In Old Testament times, the Israelites understood the power behind a name. Whether there was actual spiritual blessing or power imparted through a God-given name, or whether the names given simply powerfully influenced the thoughts and beliefs of persons about themselves, the names of the Old Testament characters in many ways predicted or foreshadowed important characteristics or the roles that they would play. “Hephzibah” is found twice in the Old Testament, 2 Kings 21:1 and Isaiah 62:4. Translated from the original Hebrew, Hephzibah literally means, “My delight is in her.” In 2 Kings 21:1, Hephzibah is the name of King Hezekiah’s wife. The name Hephzibah or Hafzbah expresses a very clear idea. Since the same root hafz means "guarding" or "taking care of," all words from this root suggest the idea of "safeguarding," and therefore the name Hephzibah means not only someone who evokes delight, but also "one who is guarded," a "protected one."
The more enigmatic use of the term can be found in Isaiah 62:4: “No longer will they call you Deserted, or name your land Desolate. But you will be called Hephzibah, and your land Beulah; for the LORD will take delight in you, and your land will be married.” In this passage, God is speaking to the nation of Israel, who had turned from a monotheistic worship of the one, true God to a mishmash of idolatry, including worship of the Baals and Ashtoreth, in combination with worship of God. Because of this “adultery,” God turned from Israel, and the Northern Kingdom was invaded by the Assyrians in 732 BC, which resulted in the loss of the northern territory surrounding the Sea of Galilee. In 722 BC, the Samarian area fell to Assyria, resulting in the deportation of vast numbers of the Israelites to other parts of the Assyrian Empire.

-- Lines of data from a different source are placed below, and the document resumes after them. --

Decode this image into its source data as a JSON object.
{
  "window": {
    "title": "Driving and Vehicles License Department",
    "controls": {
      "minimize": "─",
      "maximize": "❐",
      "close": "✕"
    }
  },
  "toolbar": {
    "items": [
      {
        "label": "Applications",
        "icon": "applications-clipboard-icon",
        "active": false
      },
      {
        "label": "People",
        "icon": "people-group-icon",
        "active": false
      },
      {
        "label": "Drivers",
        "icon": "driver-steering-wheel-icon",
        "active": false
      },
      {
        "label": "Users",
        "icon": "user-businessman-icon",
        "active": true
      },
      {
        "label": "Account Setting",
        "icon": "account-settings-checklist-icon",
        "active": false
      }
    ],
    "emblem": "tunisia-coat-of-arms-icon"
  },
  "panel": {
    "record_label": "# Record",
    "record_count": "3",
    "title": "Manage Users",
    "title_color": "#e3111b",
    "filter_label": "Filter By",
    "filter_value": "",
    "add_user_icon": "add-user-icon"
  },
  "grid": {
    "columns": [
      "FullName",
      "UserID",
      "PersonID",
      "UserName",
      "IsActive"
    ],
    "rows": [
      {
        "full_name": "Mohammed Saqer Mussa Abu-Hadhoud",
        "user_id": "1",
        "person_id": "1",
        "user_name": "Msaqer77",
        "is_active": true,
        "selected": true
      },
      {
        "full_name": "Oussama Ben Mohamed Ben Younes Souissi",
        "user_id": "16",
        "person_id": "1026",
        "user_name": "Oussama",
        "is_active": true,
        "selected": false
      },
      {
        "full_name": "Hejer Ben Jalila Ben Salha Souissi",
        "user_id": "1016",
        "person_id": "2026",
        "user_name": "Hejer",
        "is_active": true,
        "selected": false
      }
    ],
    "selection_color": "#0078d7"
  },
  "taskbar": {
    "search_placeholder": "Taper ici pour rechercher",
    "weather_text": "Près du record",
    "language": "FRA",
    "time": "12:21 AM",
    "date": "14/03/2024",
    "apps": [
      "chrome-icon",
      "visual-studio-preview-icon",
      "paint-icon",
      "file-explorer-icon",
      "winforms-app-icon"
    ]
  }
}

Isaiah 62:4 is a message of hope to the nation of Israel. God plans to change its name from Deserted and Desolate to Hephzibah and Beulah. Beulah means “married.” When God changes a name in the Bible, it conveys transformation, a second chance, and a new beginning. This passage promises the restoration of Israel to a place of favor and protection in God’s sight. Through this passage, the whole world knows that God finds delight in Israel and is married to her. He will no longer forsake His people. The Lord has sworn to never again allow a conqueror to overcome Israel, and Israel will exist in a sanctuary of safety.

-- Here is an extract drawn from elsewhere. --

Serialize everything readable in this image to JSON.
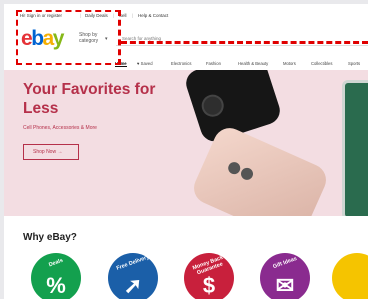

Israel would prepare the way for all those to come to receive the Lord’s salvation. Ultimately through Israel, Jesus came bringing His reward and recompense, fulfilling the Old Testament prophetic passages for the Messiah. Israel will be called “the Holy People, the Redeemed of the LORD; and you will be called Sought After, the City No Longer Deserted” (Isaiah 62:12). Since its rebirth in 1948, the nation of Israel has survived despite the fact that it is totally surrounded by enemies sworn to its destruction. For those familiar with Isaiah 62:4, however, the persistence of Israel should come as no surprise. The message of hope to the nation of Israel is ultimately a message of hope to all mankind, for from Israel comes the hope of the ages, the Messiah, Jesus Christ.